New York Rep. Vito Fossella's office put out a release yesterday, picked up by at least one news service, saying the Television Viewer Consumer Protection Act was being unveiled Tuesday, Aug. 9.
What? Yet another TV ratings bill—and somehow introduced when Congress is on its summer break, no less? “Over the past year, we have learned of systemic problems that have prevented minimum standards for ratings accuracy set by the Media Rating Council from being met,” the New York Rebublican said in the release.
False alarm, or at least late alarm.

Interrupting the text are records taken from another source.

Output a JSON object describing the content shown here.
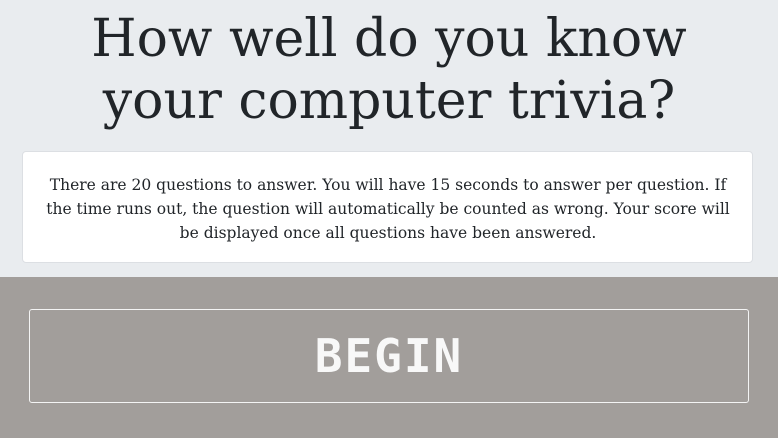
{
  "hero": {
    "title_line_1": "How well do you know",
    "title_line_2": "your computer trivia?"
  },
  "info": {
    "text": "There are 20 questions to answer. You will have 15 seconds to answer per question. If the time runs out, the question will automatically be counted as wrong. Your score will be displayed once all questions have been answered."
  },
  "actions": {
    "begin_label": "BEGIN"
  },
  "colors": {
    "page_background": "#e9ecef",
    "footer_background": "#a29e9b",
    "card_background": "#ffffff",
    "text": "#212529",
    "button_text": "#f8f8f8"
  }
}
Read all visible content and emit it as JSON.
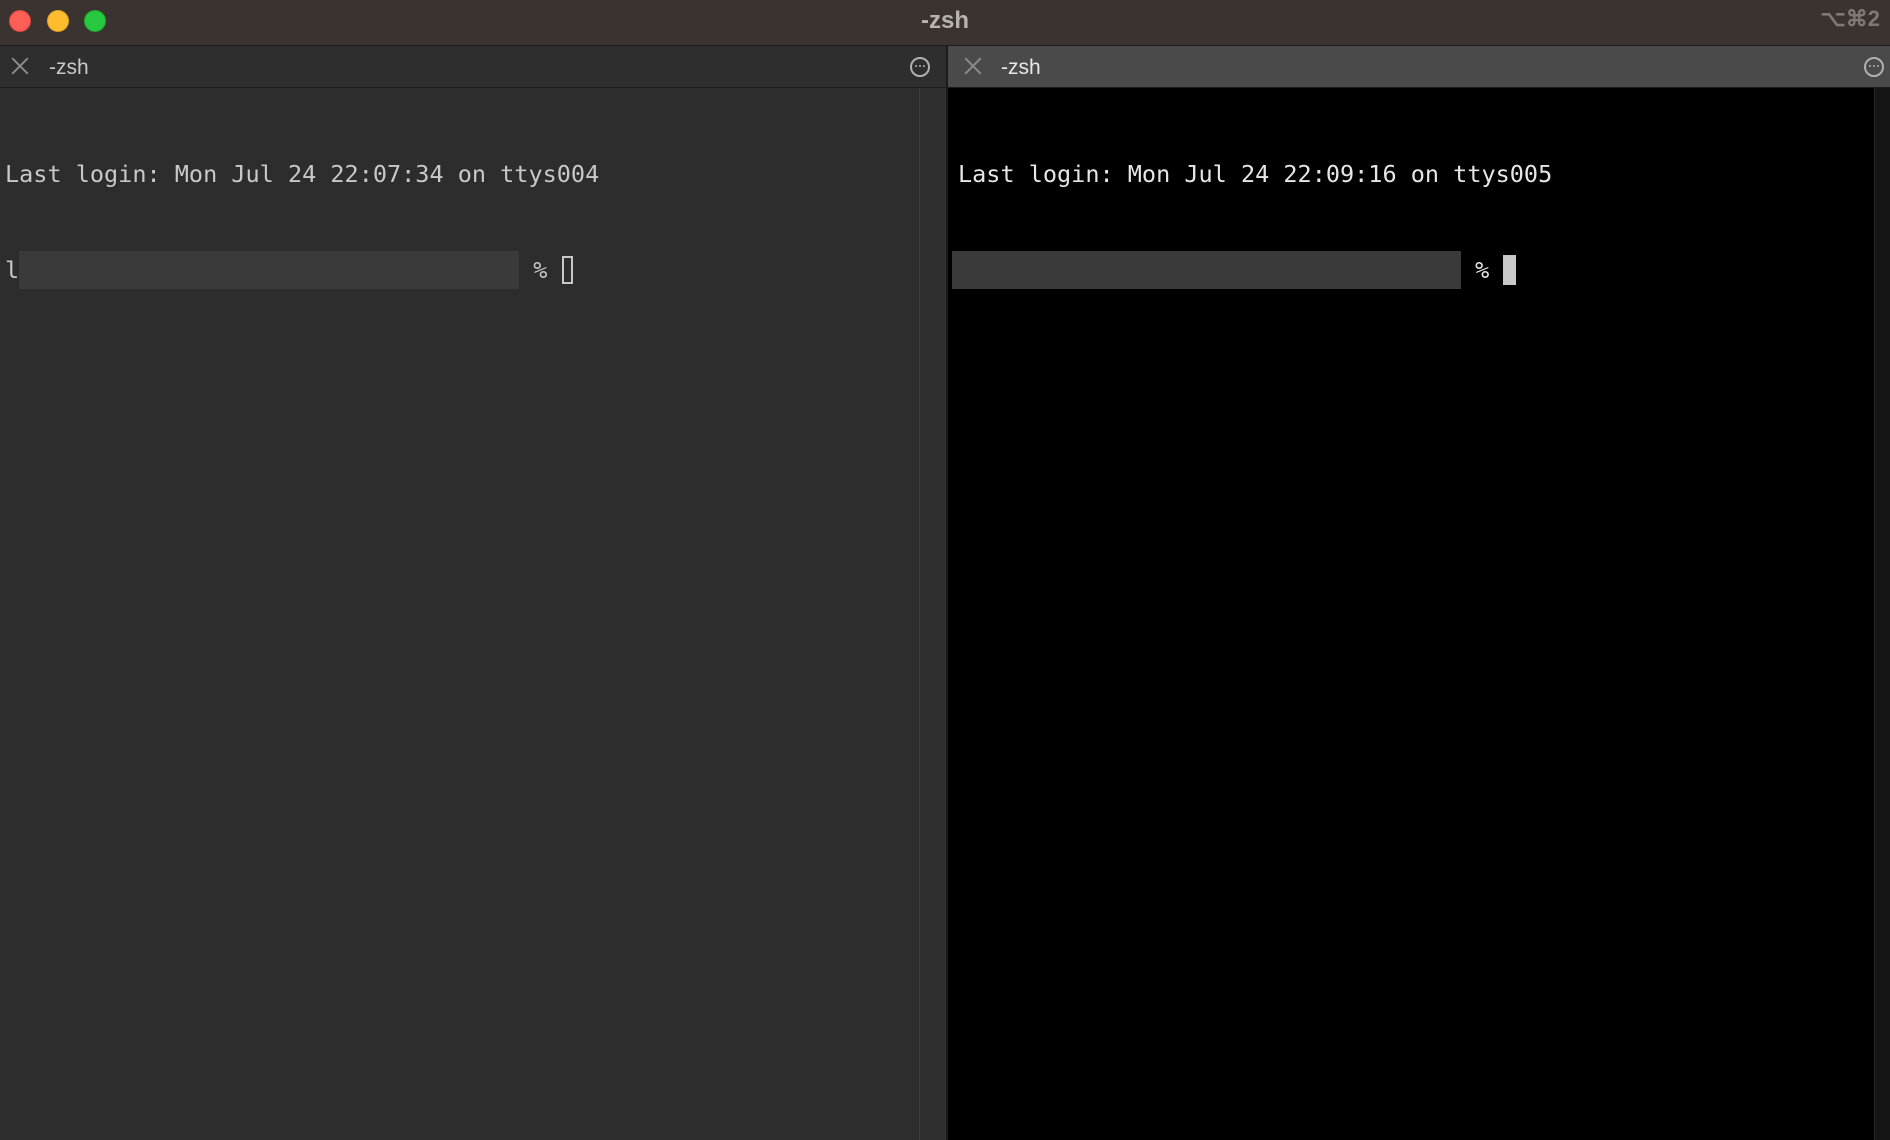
{
  "window": {
    "title": "-zsh",
    "shortcut": "⌥⌘2",
    "buttons": {
      "close": "#fe5f57",
      "minimize": "#febc2e",
      "zoom": "#28c840"
    }
  },
  "panes": [
    {
      "tab_title": "-zsh",
      "active": false,
      "background": "#2d2d2d",
      "lines": {
        "login": "Last login: Mon Jul 24 22:07:34 on ttys004",
        "prompt_prefix": "l",
        "prompt_symbol": " % "
      },
      "cursor": "hollow"
    },
    {
      "tab_title": "-zsh",
      "active": true,
      "background": "#000000",
      "lines": {
        "login": "Last login: Mon Jul 24 22:09:16 on ttys005",
        "prompt_prefix": "",
        "prompt_symbol": " % "
      },
      "cursor": "block"
    }
  ],
  "icons": {
    "tab_close": "close-icon",
    "tab_more": "ellipsis-circle-icon"
  }
}
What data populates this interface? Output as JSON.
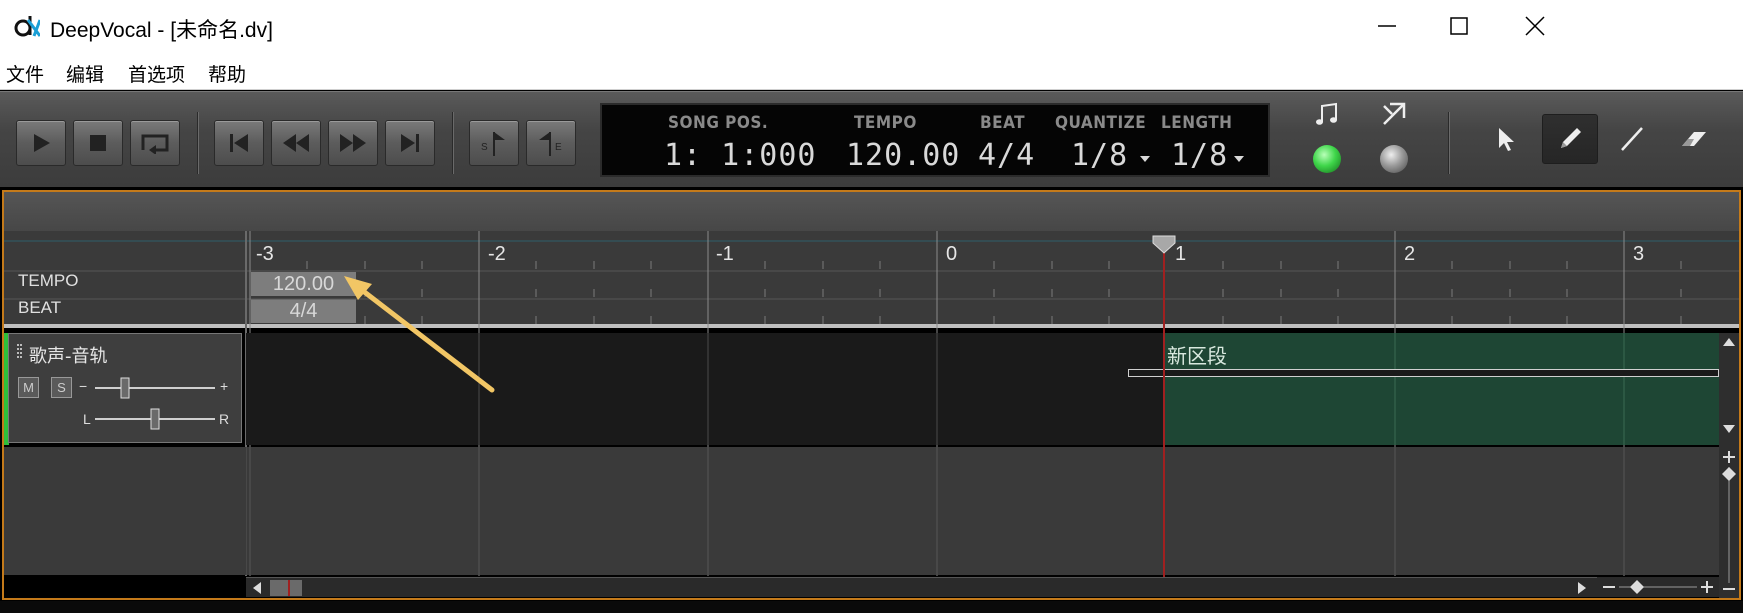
{
  "window": {
    "title": "DeepVocal - [未命名.dv]",
    "controls": [
      "minimize-icon",
      "maximize-icon",
      "close-icon"
    ]
  },
  "menu": [
    "文件",
    "编辑",
    "首选项",
    "帮助"
  ],
  "transport": {
    "buttons": [
      "play-icon",
      "stop-icon",
      "loop-icon",
      "skip-start-icon",
      "rewind-icon",
      "fast-forward-icon",
      "skip-end-icon",
      "snap-start-icon",
      "snap-end-icon"
    ]
  },
  "lcd": {
    "song_pos_label": "SONG POS.",
    "song_pos_value": "1: 1:000",
    "tempo_label": "TEMPO",
    "tempo_value": "120.00",
    "beat_label": "BEAT",
    "beat_value": "4/4",
    "quantize_label": "QUANTIZE",
    "quantize_value": "1/8",
    "length_label": "LENGTH",
    "length_value": "1/8"
  },
  "indicators": {
    "metronome_icon": "music-note-icon",
    "metronome_active_color": "#3fd64a",
    "autoscroll_icon": "auto-scroll-icon"
  },
  "tools": [
    "pointer-icon",
    "pencil-icon",
    "line-icon",
    "eraser-icon"
  ],
  "ruler": {
    "bars": [
      "-3",
      "-2",
      "-1",
      "0",
      "1",
      "2",
      "3"
    ],
    "tempo_label": "TEMPO",
    "beat_label": "BEAT",
    "tempo_marker": "120.00",
    "beat_marker": "4/4"
  },
  "track": {
    "name": "歌声-音轨",
    "mute": "M",
    "solo": "S",
    "vol_minus": "−",
    "vol_plus": "+",
    "pan_left": "L",
    "pan_right": "R",
    "segment_name": "新区段"
  },
  "colors": {
    "accent_frame": "#c47a1a",
    "segment_fill": "#1e4634",
    "playhead": "#a02020",
    "annotation_arrow": "#f2c665"
  }
}
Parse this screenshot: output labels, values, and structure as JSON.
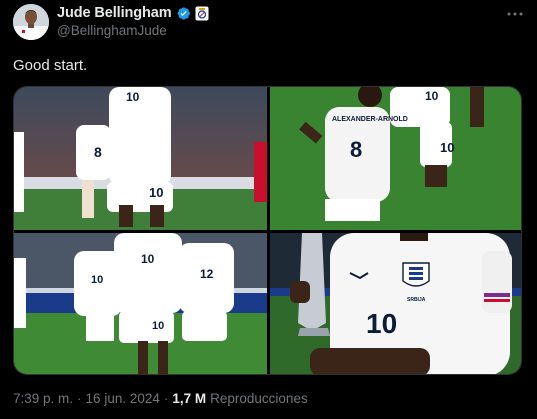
{
  "author": {
    "display_name": "Jude Bellingham",
    "handle": "@BellinghamJude",
    "verified_color": "#1d9bf0"
  },
  "tweet": {
    "text": "Good start."
  },
  "media": {
    "photos": [
      {
        "shirt_numbers": [
          "10",
          "8",
          "10"
        ]
      },
      {
        "shirt_numbers": [
          "8",
          "10",
          "10"
        ],
        "shirt_name": "ALEXANDER-ARNOLD"
      },
      {
        "shirt_numbers": [
          "10",
          "12",
          "10",
          "10"
        ]
      },
      {
        "shirt_numbers": [
          "10"
        ],
        "shirt_text": "SRBIJA"
      }
    ]
  },
  "meta": {
    "time": "7:39 p. m.",
    "separator": "·",
    "date": "16 jun. 2024",
    "views_count": "1,7 M",
    "views_label": "Reproducciones"
  },
  "icons": {
    "verified": "verified-badge-icon",
    "affiliate": "real-madrid-crest-icon",
    "more": "more-options-icon"
  }
}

Turns out there were some systematic problems in the "dating" accuracy of the release.
The bill, essentially the House version of the bill introduced by Sen. Conrad Burns (R-Mont.) that would attempt to "ensure fairness and accuracy in television ratings" by adding government oversight one step removed, was actually introduced almost a month ago (July 14).
"Sounds like a mistake," said a staffer in Fossella's office, whose release was picked up by e-mail service Government Policy Newslinks Wednesday.
Was that a sigh of relief we just heard at Nielsen headquarters, which would argue that introducing the Nielsen-targeted bill back in July was the first mistake.